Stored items
# # # # # # #

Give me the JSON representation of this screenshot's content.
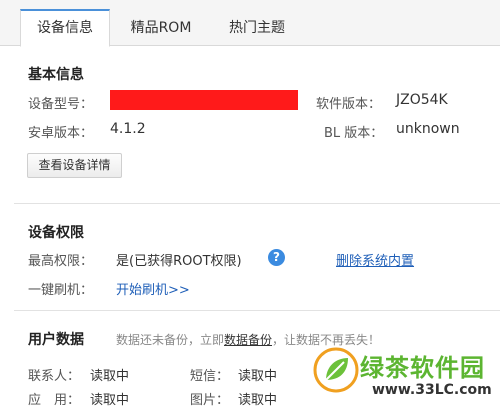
{
  "tabs": [
    {
      "label": "设备信息"
    },
    {
      "label": "精品ROM"
    },
    {
      "label": "热门主题"
    }
  ],
  "basic": {
    "title": "基本信息",
    "model_label": "设备型号：",
    "software_label": "软件版本：",
    "software_value": "JZO54K",
    "android_label": "安卓版本：",
    "android_value": "4.1.2",
    "bl_label": "BL 版本：",
    "bl_value": "unknown",
    "details_button": "查看设备详情"
  },
  "permissions": {
    "title": "设备权限",
    "root_label": "最高权限：",
    "root_value": "是(已获得ROOT权限)",
    "remove_link": "删除系统内置",
    "flash_label": "一键刷机：",
    "flash_link": "开始刷机>>"
  },
  "userdata": {
    "title": "用户数据",
    "note_prefix": "数据还未备份，立即",
    "note_link": "数据备份",
    "note_suffix": "，让数据不再丢失！",
    "contacts_label": "联系人：",
    "contacts_value": "读取中",
    "sms_label": "短信：",
    "sms_value": "读取中",
    "apps_label": "应　用：",
    "apps_value": "读取中",
    "photos_label": "图片：",
    "photos_value": "读取中"
  },
  "watermark": {
    "name": "绿茶软件园",
    "url": "www.33LC.com"
  },
  "colors": {
    "accent": "#4a90d9",
    "link": "#1f5fb8",
    "redaction": "#ff1a1a",
    "watermark_green": "#5cb531"
  }
}
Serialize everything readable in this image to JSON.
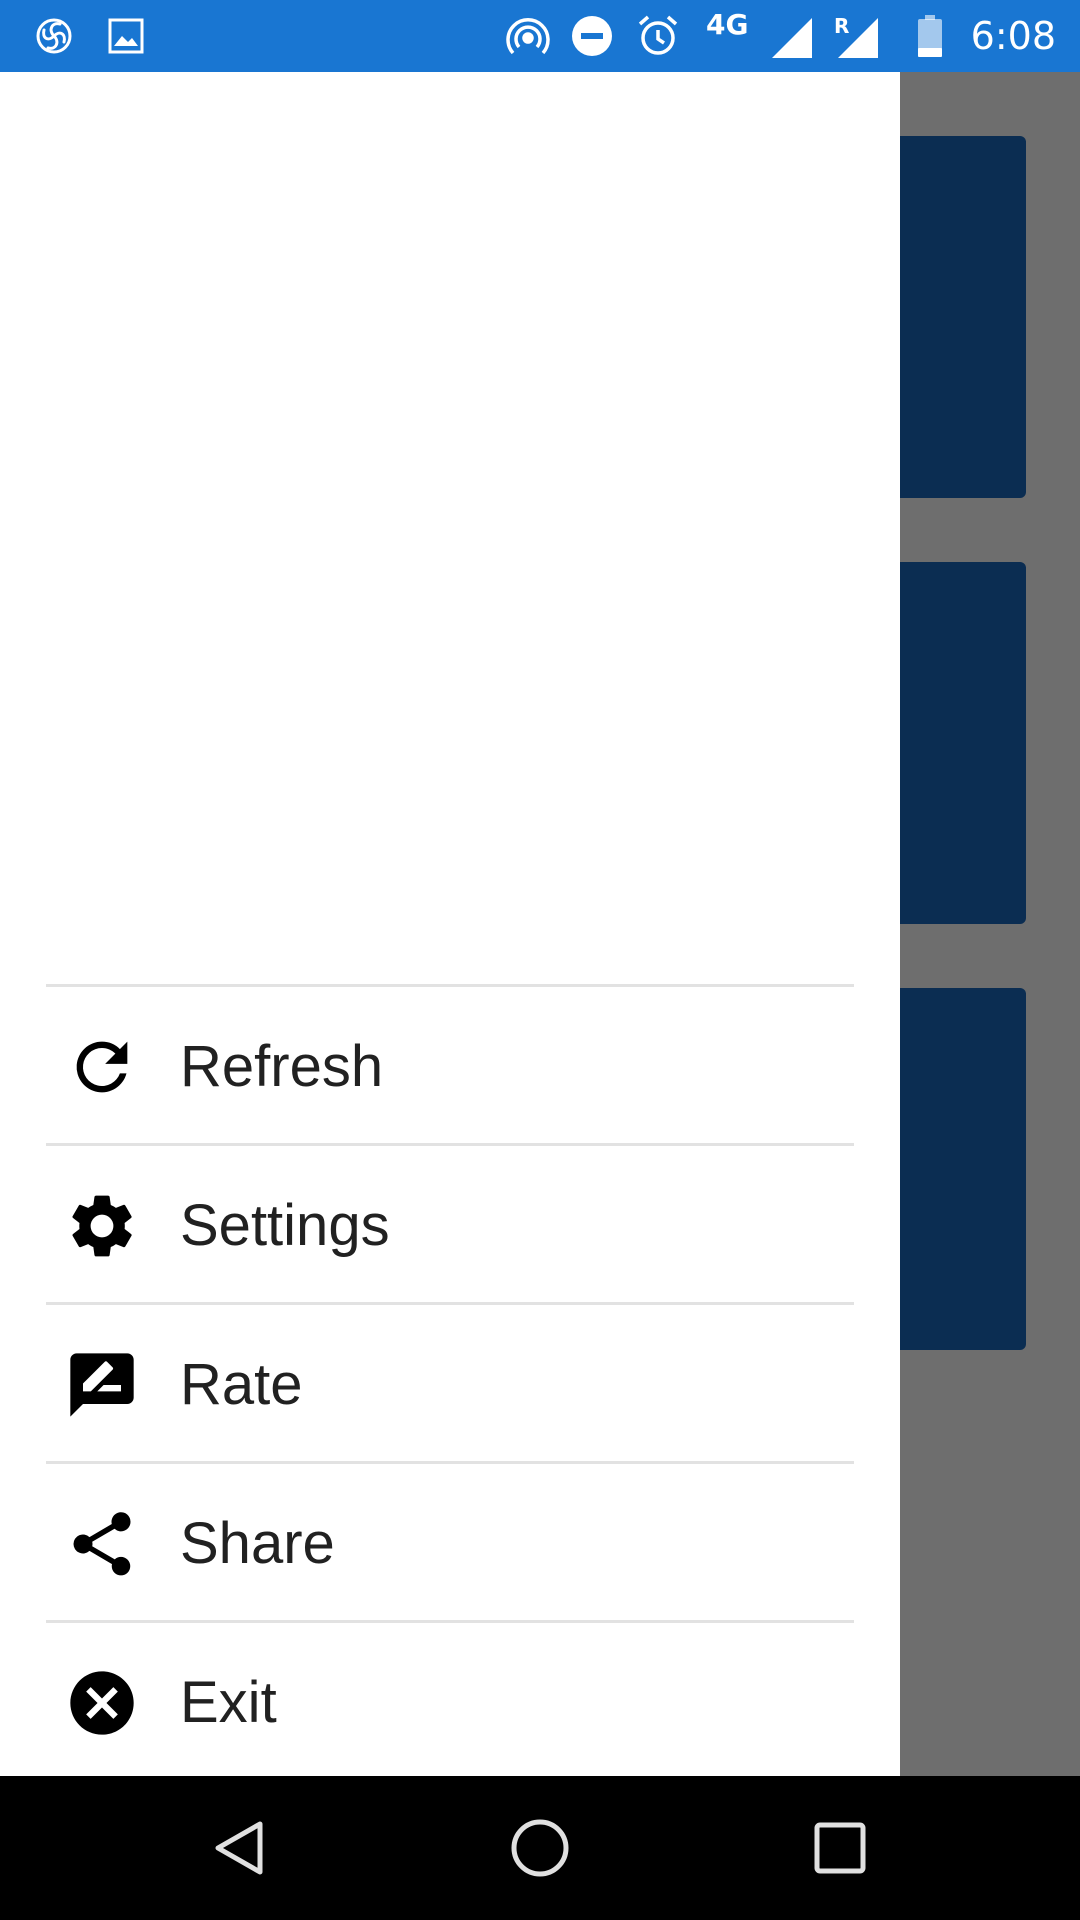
{
  "status_bar": {
    "time": "6:08",
    "network": "4G",
    "roaming": "R",
    "background_color": "#1976d2"
  },
  "drawer": {
    "menu_items": [
      {
        "label": "Refresh",
        "icon": "refresh-icon"
      },
      {
        "label": "Settings",
        "icon": "gear-icon"
      },
      {
        "label": "Rate",
        "icon": "rate-review-icon"
      },
      {
        "label": "Share",
        "icon": "share-icon"
      },
      {
        "label": "Exit",
        "icon": "close-circle-icon"
      }
    ]
  },
  "colors": {
    "card": "#0b2d52",
    "scrim": "#6e6e6e",
    "text": "#212121"
  },
  "nav_bar": {
    "buttons": [
      "back-icon",
      "home-icon",
      "recents-icon"
    ]
  }
}
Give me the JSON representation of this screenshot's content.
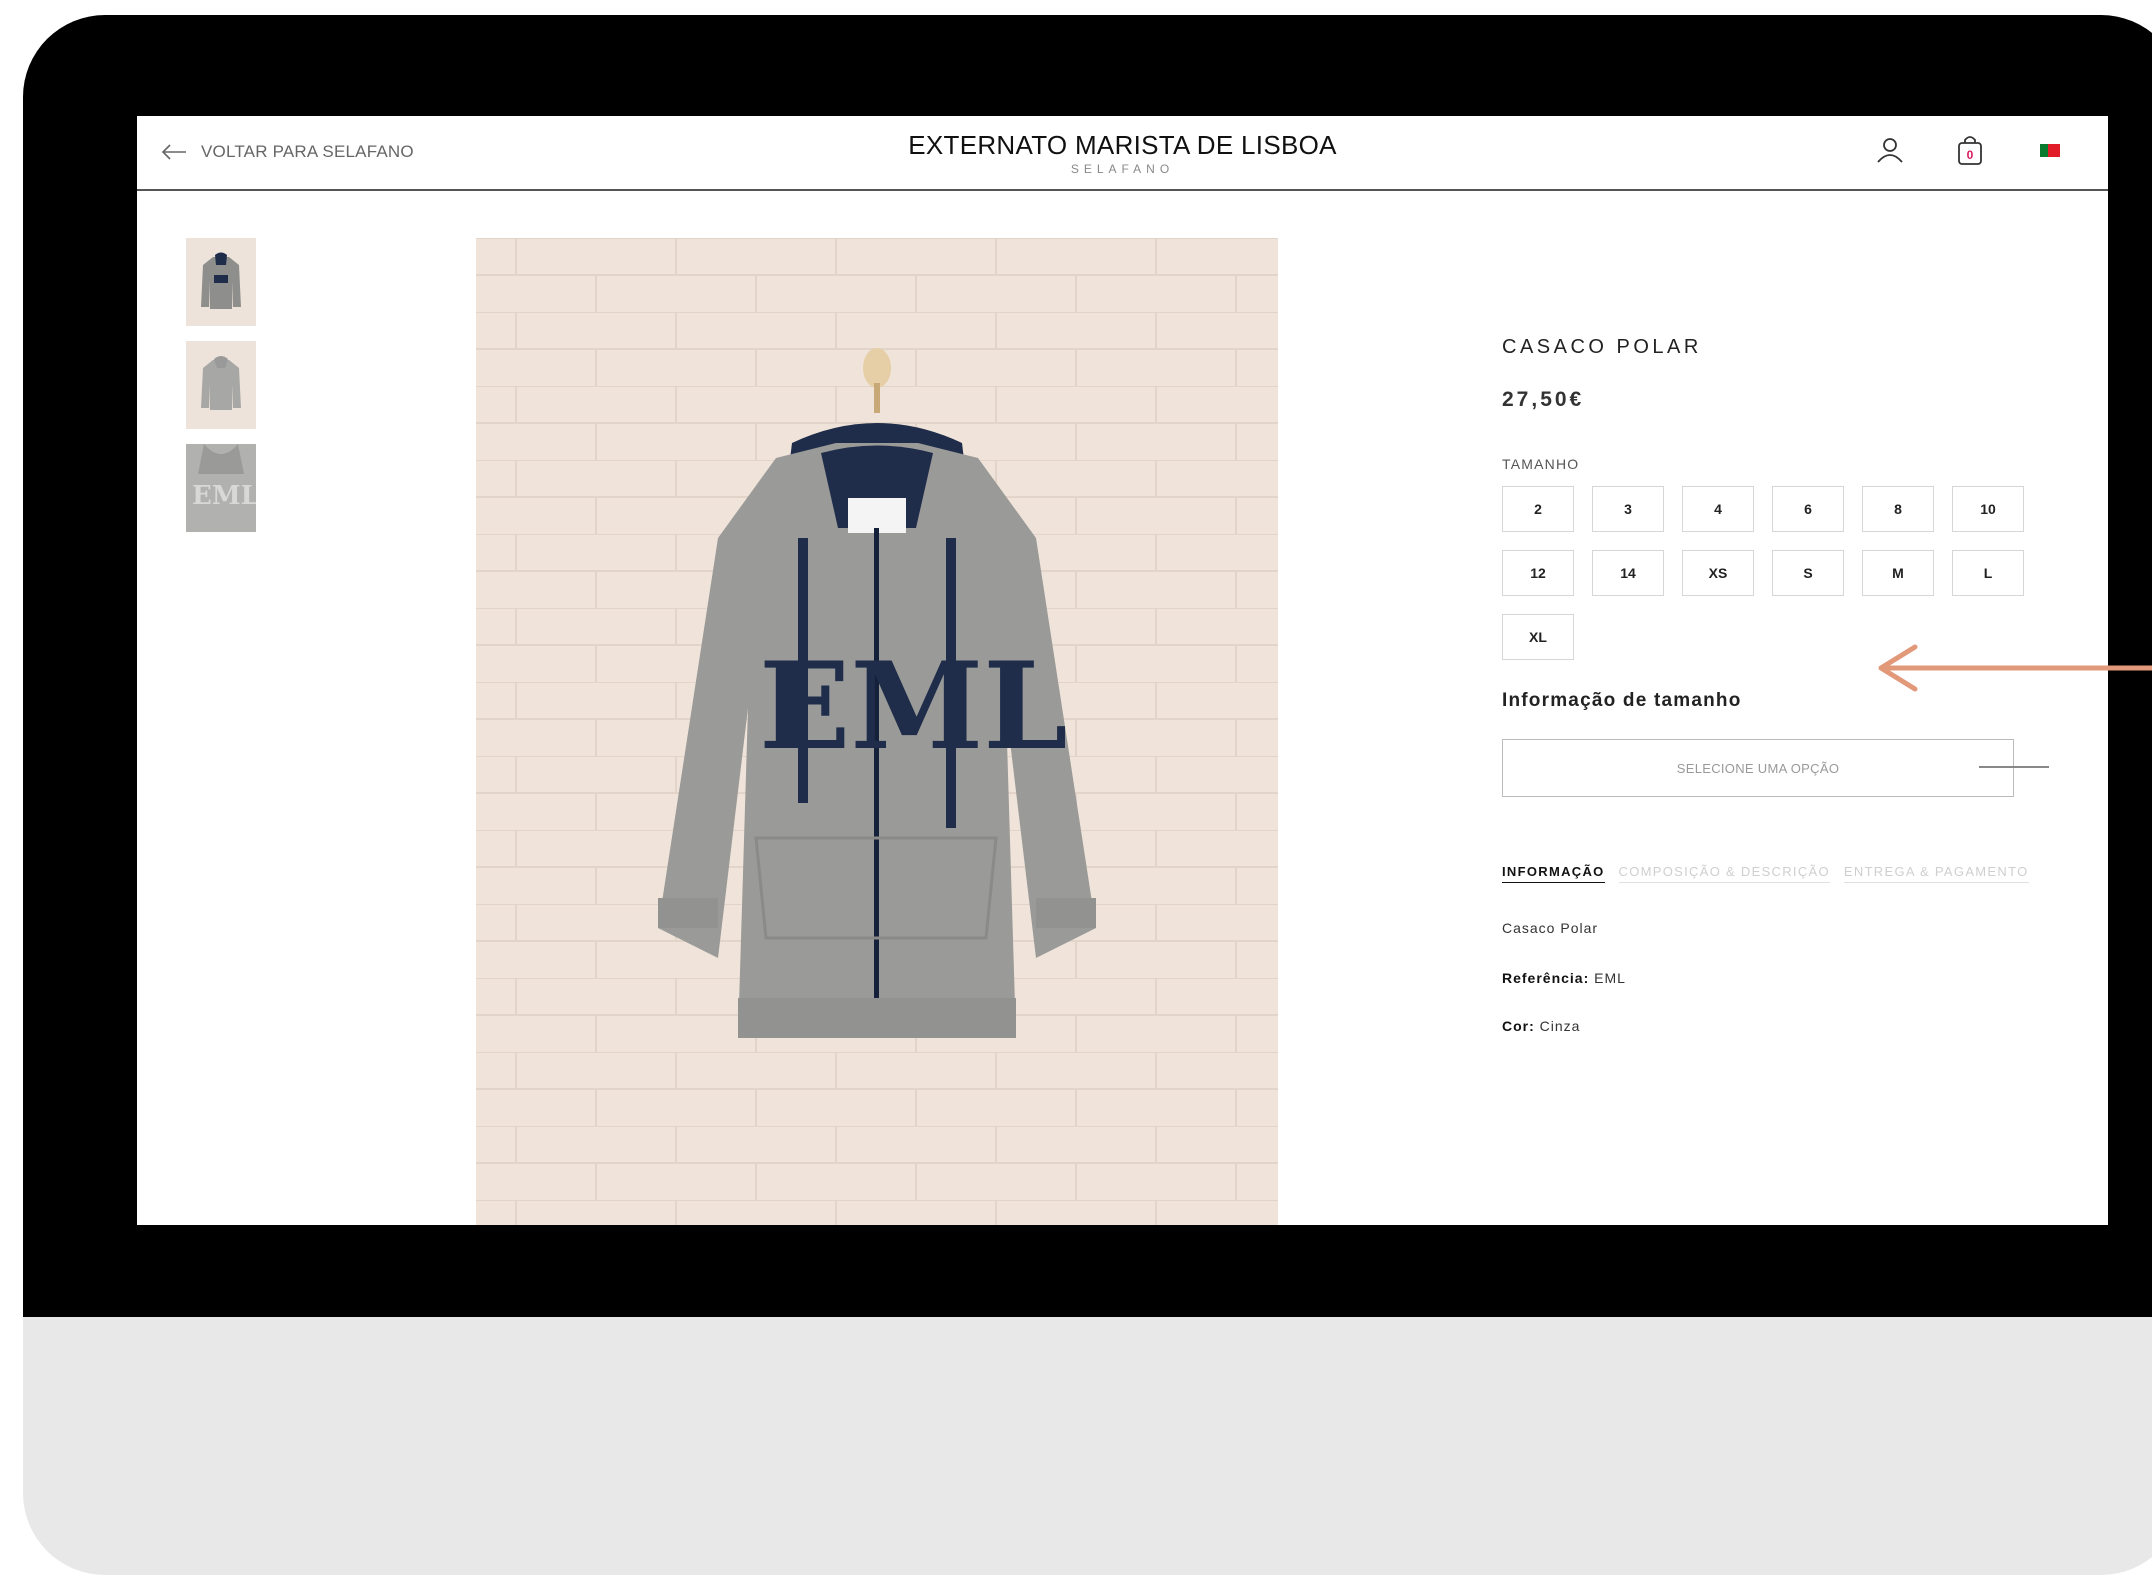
{
  "header": {
    "back_label": "VOLTAR PARA SELAFANO",
    "store_title": "EXTERNATO MARISTA DE LISBOA",
    "store_subtitle": "SELAFANO",
    "cart_count": "0"
  },
  "product": {
    "title": "CASACO POLAR",
    "price": "27,50€",
    "size_label": "TAMANHO",
    "sizes": [
      "2",
      "3",
      "4",
      "6",
      "8",
      "10",
      "12",
      "14",
      "XS",
      "S",
      "M",
      "L",
      "XL"
    ],
    "size_info_label": "Informação de tamanho",
    "select_placeholder": "SELECIONE UMA OPÇÃO",
    "image_text": "EML"
  },
  "tabs": [
    {
      "label": "INFORMAÇÃO",
      "active": true
    },
    {
      "label": "COMPOSIÇÃO & DESCRIÇÃO",
      "active": false
    },
    {
      "label": "ENTREGA & PAGAMENTO",
      "active": false
    }
  ],
  "info": {
    "description": "Casaco Polar",
    "reference_label": "Referência:",
    "reference_value": "EML",
    "color_label": "Cor:",
    "color_value": "Cinza"
  },
  "colors": {
    "annotation_arrow": "#e2997a",
    "jacket": "#9a9a98",
    "print": "#1f2d4a",
    "wall": "#f0e4da"
  }
}
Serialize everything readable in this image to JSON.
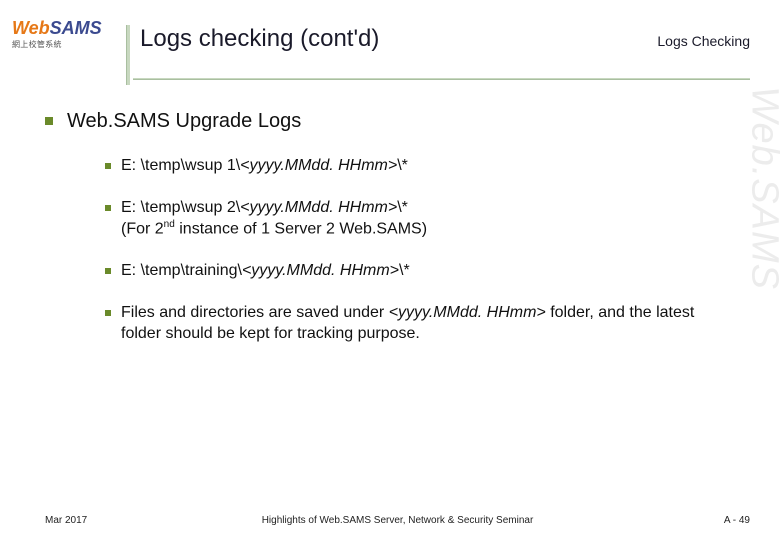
{
  "logo": {
    "web": "Web",
    "sams": "SAMS",
    "sub": "網上校管系統"
  },
  "title": "Logs checking (cont'd)",
  "subtitle": "Logs Checking",
  "heading": "Web.SAMS Upgrade Logs",
  "items": {
    "i1_a": "E: \\temp\\wsup 1\\",
    "i1_b": "<yyyy.MMdd. HHmm>",
    "i1_c": "\\*",
    "i2_a": "E: \\temp\\wsup 2\\",
    "i2_b": "<yyyy.MMdd. HHmm>",
    "i2_c": "\\*",
    "i2_note_a": " (For 2",
    "i2_note_sup": "nd",
    "i2_note_b": " instance of 1 Server 2 Web.SAMS)",
    "i3_a": "E: \\temp\\training\\",
    "i3_b": "<yyyy.MMdd. HHmm>",
    "i3_c": "\\*",
    "i4_a": "Files and directories are saved under ",
    "i4_b": "<yyyy.MMdd. HHmm>",
    "i4_c": " folder, and the latest folder should be kept for tracking purpose."
  },
  "footer": {
    "date": "Mar 2017",
    "center": "Highlights of Web.SAMS Server, Network & Security Seminar",
    "page": "A - 49"
  },
  "watermark": "Web.SAMS"
}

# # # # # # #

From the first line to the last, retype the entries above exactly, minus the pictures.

Give me the JSON representation of this screenshot's content.
{
  "tabs": [
    {
      "label": "设备信息"
    },
    {
      "label": "精品ROM"
    },
    {
      "label": "热门主题"
    }
  ],
  "basic": {
    "title": "基本信息",
    "model_label": "设备型号：",
    "software_label": "软件版本：",
    "software_value": "JZO54K",
    "android_label": "安卓版本：",
    "android_value": "4.1.2",
    "bl_label": "BL 版本：",
    "bl_value": "unknown",
    "details_button": "查看设备详情"
  },
  "permissions": {
    "title": "设备权限",
    "root_label": "最高权限：",
    "root_value": "是(已获得ROOT权限)",
    "remove_link": "删除系统内置",
    "flash_label": "一键刷机：",
    "flash_link": "开始刷机>>"
  },
  "userdata": {
    "title": "用户数据",
    "note_prefix": "数据还未备份，立即",
    "note_link": "数据备份",
    "note_suffix": "，让数据不再丢失！",
    "contacts_label": "联系人：",
    "contacts_value": "读取中",
    "sms_label": "短信：",
    "sms_value": "读取中",
    "apps_label": "应　用：",
    "apps_value": "读取中",
    "photos_label": "图片：",
    "photos_value": "读取中"
  },
  "watermark": {
    "name": "绿茶软件园",
    "url": "www.33LC.com"
  },
  "colors": {
    "accent": "#4a90d9",
    "link": "#1f5fb8",
    "redaction": "#ff1a1a",
    "watermark_green": "#5cb531"
  }
}
Serialize everything readable in this image to JSON.
{
  "status_bar": {
    "time": "6:08",
    "network": "4G",
    "roaming": "R",
    "background_color": "#1976d2"
  },
  "drawer": {
    "menu_items": [
      {
        "label": "Refresh",
        "icon": "refresh-icon"
      },
      {
        "label": "Settings",
        "icon": "gear-icon"
      },
      {
        "label": "Rate",
        "icon": "rate-review-icon"
      },
      {
        "label": "Share",
        "icon": "share-icon"
      },
      {
        "label": "Exit",
        "icon": "close-circle-icon"
      }
    ]
  },
  "colors": {
    "card": "#0b2d52",
    "scrim": "#6e6e6e",
    "text": "#212121"
  },
  "nav_bar": {
    "buttons": [
      "back-icon",
      "home-icon",
      "recents-icon"
    ]
  }
}
Give me the JSON representation of this screenshot's content.
{
  "header": {
    "back_label": "VOLTAR PARA SELAFANO",
    "store_title": "EXTERNATO MARISTA DE LISBOA",
    "store_subtitle": "SELAFANO",
    "cart_count": "0"
  },
  "product": {
    "title": "CASACO POLAR",
    "price": "27,50€",
    "size_label": "TAMANHO",
    "sizes": [
      "2",
      "3",
      "4",
      "6",
      "8",
      "10",
      "12",
      "14",
      "XS",
      "S",
      "M",
      "L",
      "XL"
    ],
    "size_info_label": "Informação de tamanho",
    "select_placeholder": "SELECIONE UMA OPÇÃO",
    "image_text": "EML"
  },
  "tabs": [
    {
      "label": "INFORMAÇÃO",
      "active": true
    },
    {
      "label": "COMPOSIÇÃO & DESCRIÇÃO",
      "active": false
    },
    {
      "label": "ENTREGA & PAGAMENTO",
      "active": false
    }
  ],
  "info": {
    "description": "Casaco Polar",
    "reference_label": "Referência:",
    "reference_value": "EML",
    "color_label": "Cor:",
    "color_value": "Cinza"
  },
  "colors": {
    "annotation_arrow": "#e2997a",
    "jacket": "#9a9a98",
    "print": "#1f2d4a",
    "wall": "#f0e4da"
  }
}
Serialize everything readable in this image to JSON.
{
  "logo": {
    "web": "Web",
    "sams": "SAMS",
    "sub": "網上校管系統"
  },
  "title": "Logs checking (cont'd)",
  "subtitle": "Logs Checking",
  "heading": "Web.SAMS Upgrade Logs",
  "items": {
    "i1_a": "E: \\temp\\wsup 1\\",
    "i1_b": "<yyyy.MMdd. HHmm>",
    "i1_c": "\\*",
    "i2_a": "E: \\temp\\wsup 2\\",
    "i2_b": "<yyyy.MMdd. HHmm>",
    "i2_c": "\\*",
    "i2_note_a": " (For 2",
    "i2_note_sup": "nd",
    "i2_note_b": " instance of 1 Server 2 Web.SAMS)",
    "i3_a": "E: \\temp\\training\\",
    "i3_b": "<yyyy.MMdd. HHmm>",
    "i3_c": "\\*",
    "i4_a": "Files and directories are saved under ",
    "i4_b": "<yyyy.MMdd. HHmm>",
    "i4_c": " folder, and the latest folder should be kept for tracking purpose."
  },
  "footer": {
    "date": "Mar 2017",
    "center": "Highlights of Web.SAMS Server, Network & Security Seminar",
    "page": "A - 49"
  },
  "watermark": "Web.SAMS"
}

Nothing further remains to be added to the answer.